Write out every line below that includes the word "time".
THE RECORDS Block Start
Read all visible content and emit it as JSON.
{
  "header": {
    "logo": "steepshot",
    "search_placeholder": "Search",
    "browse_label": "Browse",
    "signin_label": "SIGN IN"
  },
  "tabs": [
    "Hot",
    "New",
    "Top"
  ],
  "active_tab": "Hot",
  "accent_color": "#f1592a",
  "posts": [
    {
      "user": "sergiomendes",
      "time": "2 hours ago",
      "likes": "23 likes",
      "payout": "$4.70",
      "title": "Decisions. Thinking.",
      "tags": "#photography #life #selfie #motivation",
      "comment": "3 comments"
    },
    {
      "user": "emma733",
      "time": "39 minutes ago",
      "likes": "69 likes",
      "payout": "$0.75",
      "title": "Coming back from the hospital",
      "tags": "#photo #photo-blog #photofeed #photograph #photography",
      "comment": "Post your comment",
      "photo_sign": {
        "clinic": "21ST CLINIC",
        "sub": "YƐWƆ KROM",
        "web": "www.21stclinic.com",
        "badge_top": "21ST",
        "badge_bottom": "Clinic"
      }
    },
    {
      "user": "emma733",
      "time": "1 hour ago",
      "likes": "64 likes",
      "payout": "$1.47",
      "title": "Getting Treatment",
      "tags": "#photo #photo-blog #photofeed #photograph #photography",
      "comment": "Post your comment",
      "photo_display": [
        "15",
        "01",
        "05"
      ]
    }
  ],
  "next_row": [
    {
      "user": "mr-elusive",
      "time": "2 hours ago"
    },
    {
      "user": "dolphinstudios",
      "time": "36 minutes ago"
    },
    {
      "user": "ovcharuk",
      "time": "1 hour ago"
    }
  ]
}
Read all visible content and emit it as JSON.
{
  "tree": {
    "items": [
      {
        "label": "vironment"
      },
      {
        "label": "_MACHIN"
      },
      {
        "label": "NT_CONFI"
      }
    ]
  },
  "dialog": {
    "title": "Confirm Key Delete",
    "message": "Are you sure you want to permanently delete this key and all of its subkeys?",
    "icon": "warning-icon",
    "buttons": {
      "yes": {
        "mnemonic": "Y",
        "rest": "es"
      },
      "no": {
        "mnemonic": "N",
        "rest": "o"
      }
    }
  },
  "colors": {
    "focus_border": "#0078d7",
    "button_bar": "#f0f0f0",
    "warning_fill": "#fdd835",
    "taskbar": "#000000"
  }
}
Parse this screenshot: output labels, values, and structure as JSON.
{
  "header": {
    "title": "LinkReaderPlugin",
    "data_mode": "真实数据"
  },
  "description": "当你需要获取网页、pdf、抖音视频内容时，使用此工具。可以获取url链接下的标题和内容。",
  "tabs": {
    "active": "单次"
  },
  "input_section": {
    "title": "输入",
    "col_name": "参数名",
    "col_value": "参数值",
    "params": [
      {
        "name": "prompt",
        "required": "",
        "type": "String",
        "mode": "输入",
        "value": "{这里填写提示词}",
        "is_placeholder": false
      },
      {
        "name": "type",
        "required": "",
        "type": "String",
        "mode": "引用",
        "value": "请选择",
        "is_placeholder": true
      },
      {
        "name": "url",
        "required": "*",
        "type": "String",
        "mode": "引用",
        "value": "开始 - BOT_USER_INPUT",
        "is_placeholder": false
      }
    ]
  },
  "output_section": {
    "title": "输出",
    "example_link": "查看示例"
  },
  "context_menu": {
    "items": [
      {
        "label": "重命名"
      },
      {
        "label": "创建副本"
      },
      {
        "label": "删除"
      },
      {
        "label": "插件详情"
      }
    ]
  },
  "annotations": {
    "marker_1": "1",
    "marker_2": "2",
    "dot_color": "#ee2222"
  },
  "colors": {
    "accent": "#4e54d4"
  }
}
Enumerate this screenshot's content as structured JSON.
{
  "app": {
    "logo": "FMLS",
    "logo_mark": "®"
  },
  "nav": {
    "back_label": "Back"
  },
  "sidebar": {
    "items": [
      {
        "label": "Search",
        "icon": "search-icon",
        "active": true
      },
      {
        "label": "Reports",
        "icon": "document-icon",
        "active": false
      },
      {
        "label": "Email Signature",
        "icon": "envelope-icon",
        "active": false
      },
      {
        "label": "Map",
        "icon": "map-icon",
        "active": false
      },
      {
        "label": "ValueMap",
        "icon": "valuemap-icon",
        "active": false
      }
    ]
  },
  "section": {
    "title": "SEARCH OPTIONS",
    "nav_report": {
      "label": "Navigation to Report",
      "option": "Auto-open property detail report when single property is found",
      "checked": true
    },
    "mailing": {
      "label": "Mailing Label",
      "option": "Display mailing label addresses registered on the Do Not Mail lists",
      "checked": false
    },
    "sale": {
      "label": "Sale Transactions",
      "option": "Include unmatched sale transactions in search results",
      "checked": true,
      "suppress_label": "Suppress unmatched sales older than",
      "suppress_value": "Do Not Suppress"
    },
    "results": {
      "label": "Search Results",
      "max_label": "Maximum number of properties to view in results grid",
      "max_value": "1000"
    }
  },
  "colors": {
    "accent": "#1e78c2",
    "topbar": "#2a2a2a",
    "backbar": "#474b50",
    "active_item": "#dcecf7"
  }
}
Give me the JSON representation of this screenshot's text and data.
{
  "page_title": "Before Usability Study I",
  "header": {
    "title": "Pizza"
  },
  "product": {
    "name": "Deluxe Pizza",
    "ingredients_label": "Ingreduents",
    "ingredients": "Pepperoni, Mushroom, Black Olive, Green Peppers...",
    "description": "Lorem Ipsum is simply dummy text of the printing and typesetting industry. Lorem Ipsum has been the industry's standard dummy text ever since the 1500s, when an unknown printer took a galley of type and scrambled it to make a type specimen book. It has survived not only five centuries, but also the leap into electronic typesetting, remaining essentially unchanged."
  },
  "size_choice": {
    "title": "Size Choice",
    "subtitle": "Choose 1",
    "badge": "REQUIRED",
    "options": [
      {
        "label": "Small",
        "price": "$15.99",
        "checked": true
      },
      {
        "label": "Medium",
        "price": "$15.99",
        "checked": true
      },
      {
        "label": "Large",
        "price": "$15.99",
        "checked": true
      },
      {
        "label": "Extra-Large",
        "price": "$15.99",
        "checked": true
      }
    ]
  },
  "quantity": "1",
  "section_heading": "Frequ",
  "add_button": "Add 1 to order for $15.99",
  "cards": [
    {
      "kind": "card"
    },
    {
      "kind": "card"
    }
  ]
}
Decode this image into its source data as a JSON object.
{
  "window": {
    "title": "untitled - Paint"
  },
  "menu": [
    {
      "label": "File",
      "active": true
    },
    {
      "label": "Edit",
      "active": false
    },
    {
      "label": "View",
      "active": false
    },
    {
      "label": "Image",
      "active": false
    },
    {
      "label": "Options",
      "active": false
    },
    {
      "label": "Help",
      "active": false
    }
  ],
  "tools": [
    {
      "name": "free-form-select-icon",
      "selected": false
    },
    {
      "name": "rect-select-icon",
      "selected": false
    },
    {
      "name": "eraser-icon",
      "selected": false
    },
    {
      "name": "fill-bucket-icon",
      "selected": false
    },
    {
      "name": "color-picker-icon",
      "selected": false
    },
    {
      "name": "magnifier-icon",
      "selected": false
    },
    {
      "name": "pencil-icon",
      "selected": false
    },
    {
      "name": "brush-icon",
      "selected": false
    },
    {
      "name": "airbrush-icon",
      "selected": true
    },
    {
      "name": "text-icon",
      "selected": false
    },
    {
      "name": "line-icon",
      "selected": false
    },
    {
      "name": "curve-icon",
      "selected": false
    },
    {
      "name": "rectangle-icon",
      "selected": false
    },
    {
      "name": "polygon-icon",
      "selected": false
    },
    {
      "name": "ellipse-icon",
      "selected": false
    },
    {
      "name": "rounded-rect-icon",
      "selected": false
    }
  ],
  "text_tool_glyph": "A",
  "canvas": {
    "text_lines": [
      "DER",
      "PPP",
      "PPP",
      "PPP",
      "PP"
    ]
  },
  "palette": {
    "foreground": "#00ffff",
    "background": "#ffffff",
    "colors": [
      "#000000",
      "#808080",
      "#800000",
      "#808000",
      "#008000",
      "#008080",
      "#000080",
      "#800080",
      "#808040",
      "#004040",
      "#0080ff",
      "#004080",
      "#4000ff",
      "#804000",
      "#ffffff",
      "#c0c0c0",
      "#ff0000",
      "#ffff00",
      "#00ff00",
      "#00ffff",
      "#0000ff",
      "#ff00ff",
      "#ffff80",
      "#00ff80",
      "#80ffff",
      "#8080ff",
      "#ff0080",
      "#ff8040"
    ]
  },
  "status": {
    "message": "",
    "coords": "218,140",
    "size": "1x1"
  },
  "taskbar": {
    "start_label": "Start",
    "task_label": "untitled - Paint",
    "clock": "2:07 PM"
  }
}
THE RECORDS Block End
**SOLUTION TO THIS EXERCISE:**
      "time": "2 hours ago",
      "time": "39 minutes ago",
      "time": "1 hour ago",
      "time": "2 hours ago"
      "time": "36 minutes ago"
      "time": "1 hour ago"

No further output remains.